The block on my roadster project has severely eroded/corroded exhaust ports and welch plug holes, so I went looking for a replacement in my stash at the farm. Keep in mind that these are Canadian sourced.
The restored car I use for reference when working on mine has a block cast on Sept 13 with the letter A representing 1923. Mine was cast on Sept 28 A, just 15 days later. His engine number is C 5193xx and mine is C 5195xx, just 203 later. According to Bruce's black book, these engine numbers put them in late 1924, which is consistent with the early 1925 Australian build for these two cars. The long lag between casting and stamping is interesting in itself.
There is a real twist in the tail though. Block one from my stash was cast on Sept 14 A, just two weeks before my roadster block. Block two was cast on Sept 27 A, just ONE day before, and it is a good one.
But, these two blocks have the engine numbers,
C 4398xx and C 4197xx respectively, putting them into late 1923. The later cast one is stamped some 20,000 earlier.
Over to you Hal.
Allan from down under.
IT is important to remember that the casting date is the date the block was cast, the VIN number is the date the engine was completed and serialized. Using the attached Walkerville Canada stamping dates you can see what Ford of Canada did.
I would say that all those engines mentioned by you are close enough to the build date of the car. Pick the best one and move on. A block with good water ackets, no cracks, not needing valve seats, and good bolt holes is a blessing.
This will not answer your question, but I have always wondered about "casting dates". IS the date on blocks the really the date it was cast. Or is it the date that the pattern was A. put into service or B. the date the pattern was last worked on? I find it hard to believe that Ford had someone every day shut down production and change the dates on all the patterns.
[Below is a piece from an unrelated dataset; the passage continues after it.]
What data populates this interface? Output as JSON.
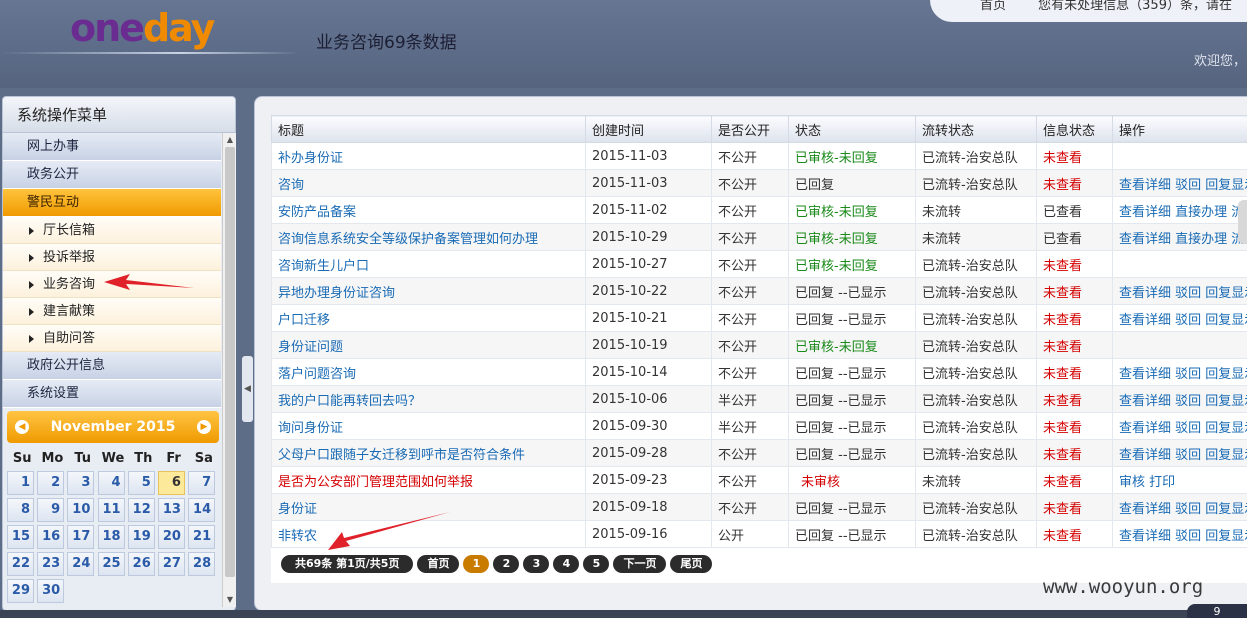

Yes, they could have had two sets (set being all patterns used in a day) of patterns, but that would go to the worked on date thing. Just asking, Dan.
Must be so, Ford kept track of those barrel molds, the T-400 cylinder block was the foundation of the Model T, the motor wouldn't be worth a dime without a good cylinder block.
The crew for doing the cylinder block castings were composed of approx. 9 workmen to each crew, total of 13 crews, as in 1915 Ford Methods, 13 total core stations, each station producing one block at a time. One of those inspectors did the job of placing the i.d. plate, date symbols, into the molding machine. 13 plates needed each date. 13 machines. Each machine made 100 blocks a day, 1300 blocks total in a day!
Mass Production as we know!
You can see in some of the castings an impression of a screw head on each end of the date code. That date plate was screwed to the pattern, and yes it was changed every day on every pattern. This was an important quality control step, it allowed bad batches to be isolated to a single date if they were discovered in a later process like machining or assembly operations.